for the Internet Corporation for Assigned Names and Numbers (ICANN) to issue
a statement Friday, asking that VeriSign remove the DNS wildcard until its
Security and Stability Advisory Committee had time to review the case.
According to Mary Hewitt, ICANN spokesperson, the committee is still taking
feedback from the Internet community and will publish its own report with
recommendations by the end of the week.
VeriSign did not return requests for comment on the new program.
However, Russell Lewis, VeriSign’s executive vice president and general manager of
naming and directory services sent an open letter to ICANN President and CEO
Paul Twomey Monday afternoon, saying it had tested its Site Finder program
months before instituting, and adhered to all technical standards.
“All indications are that users, important members of the Internet community
we all serve, are benefiting from the improved web navigation offered by
Site Finder,” Lewis’ letter read. “These results are consistent with the
findings from the extensive research we performed.”
In response to ICANN’s request that VeriSign voluntarily suspend its wildcard
service, Lewis replied it was much too early to do anything that drastic.
“I would respectfully suggest that it would be premature to decide on any
course of action until we first have had an opportunity to collect and
review the available data,” it read. “After completing an assessment of any
operational impact of our wildcard implementation, we will take any
appropriate steps necessary.”
Towards that end, Lewis said company officials have called the Security and
Stability Advisory Committee chairman, Steve Crocker, and Vint Cerf, ICANN
chairman to arrange a meeting. They also plan to implement an independent
study to look into the affair.
In the words of Russ Rader, director of research and innovation at registrar
Tucows, the arbitrary inclusion of the DNS wildcard was “terrible, I don’t
think I can be blunt enough. They might as well have pulled the plug on the
Internet,” he said.
The IAB report finds that, in theory only, DNS wildcards can be used within
your zone, but only after advising everyone involved of the change and with
a complete understanding of the risks.
The report came just short of calling for a ban on DNS wildcards, especially
in zones in control of such a large Internet footprint, like VeriSign’s
control over the dominant .com and .net domains.
“We hesitate to recommend a flat prohibition against wildcards in
“registry”-class zones, but strongly suggest that the burden of proof in
such cases should be on the registry to demonstrate that their intended use
of wildcards will not pose a threat to stable operation of the DNS or
predictable behavior for applications and users,” the report said. “We
recommend that any and all TLDs which use wildcards in a manner inconsistent
with this guideline remove such wildcards at the earliest opportunity.”

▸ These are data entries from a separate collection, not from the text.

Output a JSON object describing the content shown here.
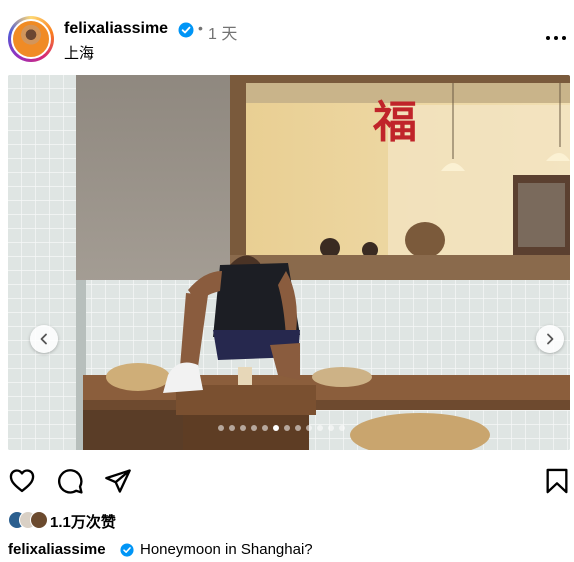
{
  "post": {
    "username": "felixaliassime",
    "separator": "•",
    "time": "1 天",
    "location": "上海",
    "likes": "1.1万次赞",
    "caption_user": "felixaliassime",
    "caption": "Honeymoon in Shanghai?",
    "photo_sign_text": "福"
  },
  "carousel": {
    "count": 12,
    "active_index": 5
  },
  "colors": {
    "verified": "#0095f6",
    "text_secondary": "#737373"
  },
  "icons": {
    "more": "more-options-icon",
    "like": "heart-icon",
    "comment": "comment-icon",
    "share": "paper-plane-icon",
    "save": "bookmark-icon",
    "prev": "chevron-left-icon",
    "next": "chevron-right-icon"
  }
}
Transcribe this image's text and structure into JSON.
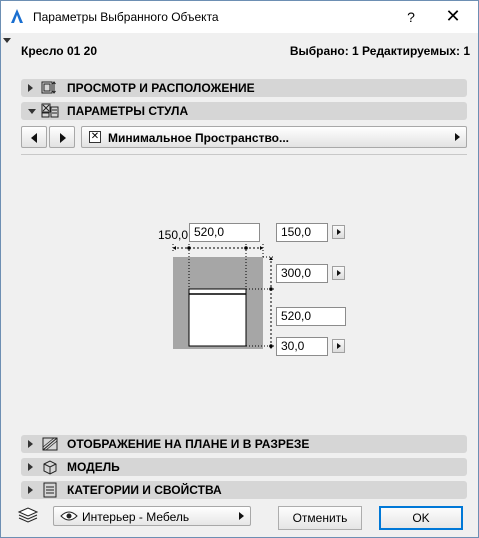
{
  "window": {
    "title": "Параметры Выбранного Объекта",
    "help_label": "?",
    "close_label": "✕"
  },
  "header": {
    "object_name": "Кресло 01 20",
    "selection_info": "Выбрано: 1 Редактируемых: 1"
  },
  "panels": {
    "preview": {
      "label": "ПРОСМОТР И РАСПОЛОЖЕНИЕ",
      "icon": "preview-icon",
      "expanded": false
    },
    "params": {
      "label": "ПАРАМЕТРЫ СТУЛА",
      "icon": "chair-params-icon",
      "expanded": true
    },
    "floorplan": {
      "label": "ОТОБРАЖЕНИЕ НА ПЛАНЕ И В РАЗРЕЗЕ",
      "icon": "floorplan-icon",
      "expanded": false
    },
    "model": {
      "label": "МОДЕЛЬ",
      "icon": "cube-icon",
      "expanded": false
    },
    "categories": {
      "label": "КАТЕГОРИИ И СВОЙСТВА",
      "icon": "list-icon",
      "expanded": false
    }
  },
  "page_nav": {
    "current_page": "Минимальное Пространство..."
  },
  "dimensions": {
    "left_clearance_label": "150,0",
    "width_value": "520,0",
    "right_clearance_value": "150,0",
    "back_clearance_value": "300,0",
    "depth_value": "520,0",
    "front_clearance_value": "30,0"
  },
  "footer": {
    "layer": "Интерьер - Мебель",
    "cancel_label": "Отменить",
    "ok_label": "OK"
  },
  "colors": {
    "panel_bar": "#d6d6d6",
    "clearance_area": "#a6a6a6",
    "accent": "#0078d7"
  }
}
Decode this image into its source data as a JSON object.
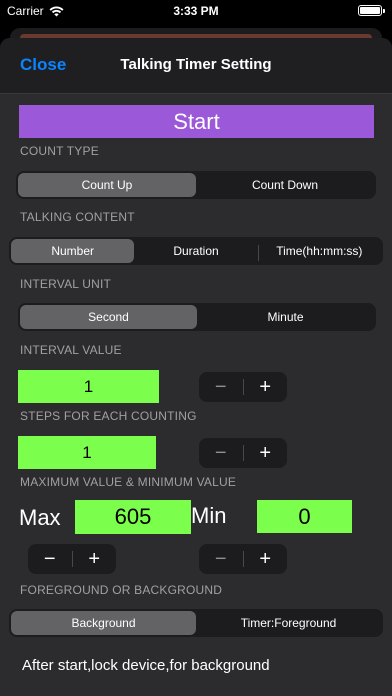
{
  "status_bar": {
    "carrier": "Carrier",
    "time": "3:33 PM"
  },
  "nav": {
    "close_label": "Close",
    "title": "Talking Timer Setting"
  },
  "start_label": "Start",
  "count_type": {
    "label": "COUNT TYPE",
    "options": [
      "Count Up",
      "Count Down"
    ],
    "selected": "Count Up"
  },
  "talking_content": {
    "label": "TALKING CONTENT",
    "options": [
      "Number",
      "Duration",
      "Time(hh:mm:ss)"
    ],
    "selected": "Number"
  },
  "interval_unit": {
    "label": "INTERVAL UNIT",
    "options": [
      "Second",
      "Minute"
    ],
    "selected": "Second"
  },
  "interval_value": {
    "label": "INTERVAL VALUE",
    "value": "1"
  },
  "steps": {
    "label": "STEPS FOR EACH COUNTING",
    "value": "1"
  },
  "max_min": {
    "label": "MAXIMUM VALUE &  MINIMUM VALUE",
    "max_label": "Max",
    "max_value": "605",
    "min_label": "Min",
    "min_value": "0"
  },
  "stepper_glyphs": {
    "minus": "−",
    "plus": "+"
  },
  "fg_bg": {
    "label": "FOREGROUND OR BACKGROUND",
    "options": [
      "Background",
      "Timer:Foreground"
    ],
    "selected": "Background"
  },
  "footer_text": "After start,lock device,for background",
  "colors": {
    "accent": "#0a84ff",
    "start_button": "#9b59d9",
    "value_field": "#7cff4c"
  }
}
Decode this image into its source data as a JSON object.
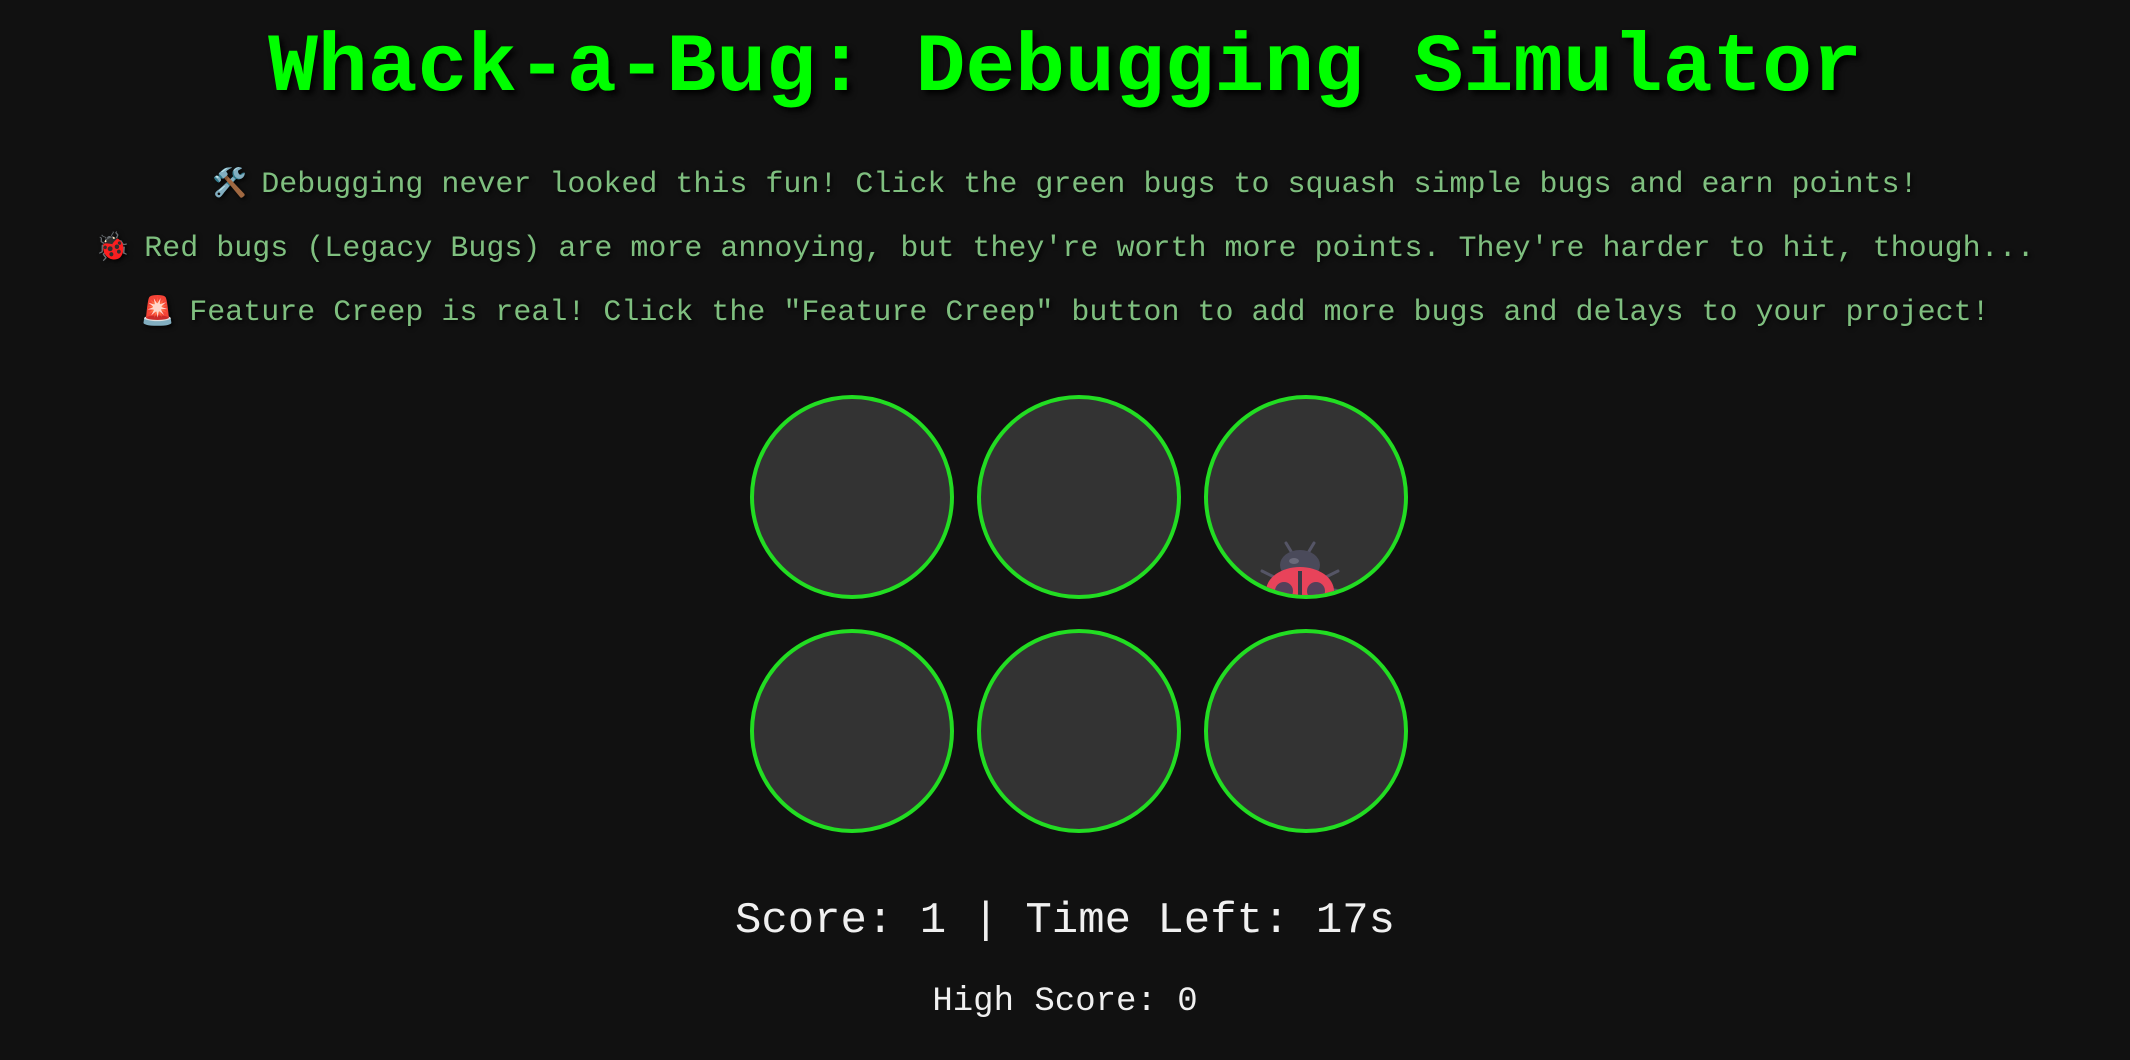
{
  "title": "Whack-a-Bug: Debugging Simulator",
  "instructions": [
    {
      "icon": "🛠️",
      "icon_name": "hammer-wrench-icon",
      "text": "Debugging never looked this fun! Click the green bugs to squash simple bugs and earn points!"
    },
    {
      "icon": "🐞",
      "icon_name": "ladybug-icon",
      "text": "Red bugs (Legacy Bugs) are more annoying, but they're worth more points. They're harder to hit, though..."
    },
    {
      "icon": "🚨",
      "icon_name": "siren-icon",
      "text": "Feature Creep is real! Click the \"Feature Creep\" button to add more bugs and delays to your project!"
    }
  ],
  "holes": [
    {
      "bug": null
    },
    {
      "bug": null
    },
    {
      "bug": "red-ladybug"
    },
    {
      "bug": null
    },
    {
      "bug": null
    },
    {
      "bug": null
    }
  ],
  "status": {
    "score_line": "Score: 1 | Time Left: 17s",
    "score": 1,
    "time_left_seconds": 17,
    "high_score_line": "High Score: 0",
    "high_score": 0
  },
  "colors": {
    "background": "#111111",
    "title": "#00ff00",
    "instruction_text": "#7fbf7f",
    "hole_border": "#22dd22",
    "hole_fill": "#333333",
    "score_text": "#f0f0f0",
    "bug_red": "#e8435a"
  }
}
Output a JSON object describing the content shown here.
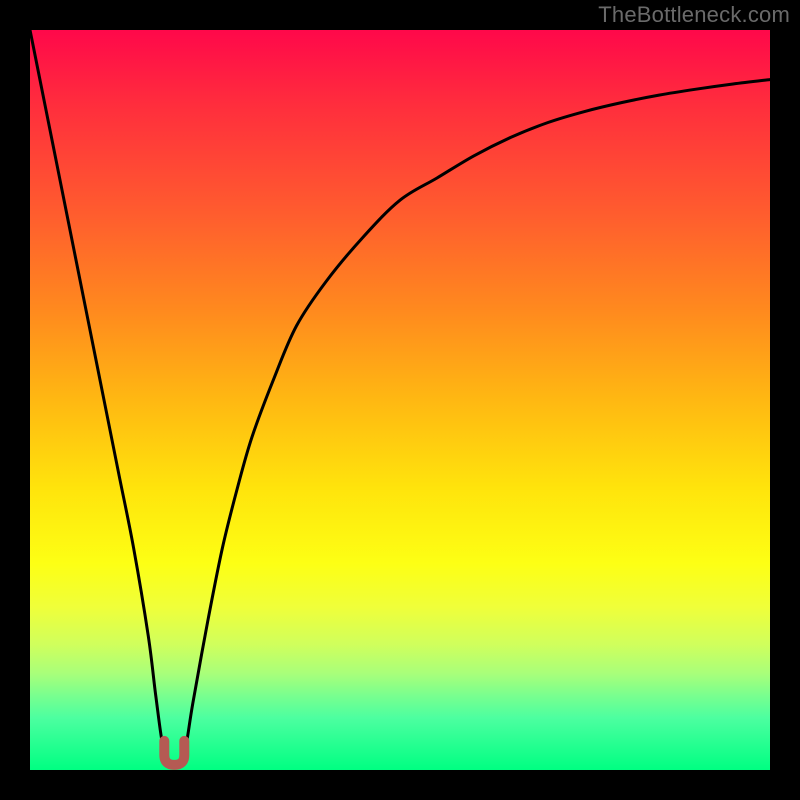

Does VeriSign plan to remove the DNS wildcard from its registry? Given the
company’s silence, not to mention the quiet launch, many experts believe it
won’t do it voluntarily.
And there’s really no one to stop them from continuing with the wildcard.
ICANN is ostensibly a technical body with no real enforcement powers outside
its granting of top-level domains to companies.
“That’s the unfortunate part,” Rader said. “Unless ICANN threatens to take
away the .com and .net (domains) from VeriSign, they can’t do anything. This
should certainly factor into ICANN’s decision when .com and .net come up for
bid again in coming years.”
According to ICANNWatch.org editor Michael Froomkin, a professor at the
University of Miami’s School of Law, the real problem here isn’t one of
technology but policy. If there were more top-level domains (TLD
inclusion of new TLDs in the U.S. root server, the most popular root server
in the U.S. and abroad since they house the .com, .net and .org TLDs as well
as several others.
“If we didn’t have this artificial scarcity in TLDs, it wouldn’t be such a
problem,” he said. “I understand ccTLDs
of course, but they are so small I guess no one has dealt with it.
“What this really offends is our sense of choice,” he continued. “If AOL,
MSN or some other ISP tried this, we’d just sign on with a different
provider. But the user doesn’t have a choice; you can change registrars but
there’s only one registry (for .com).”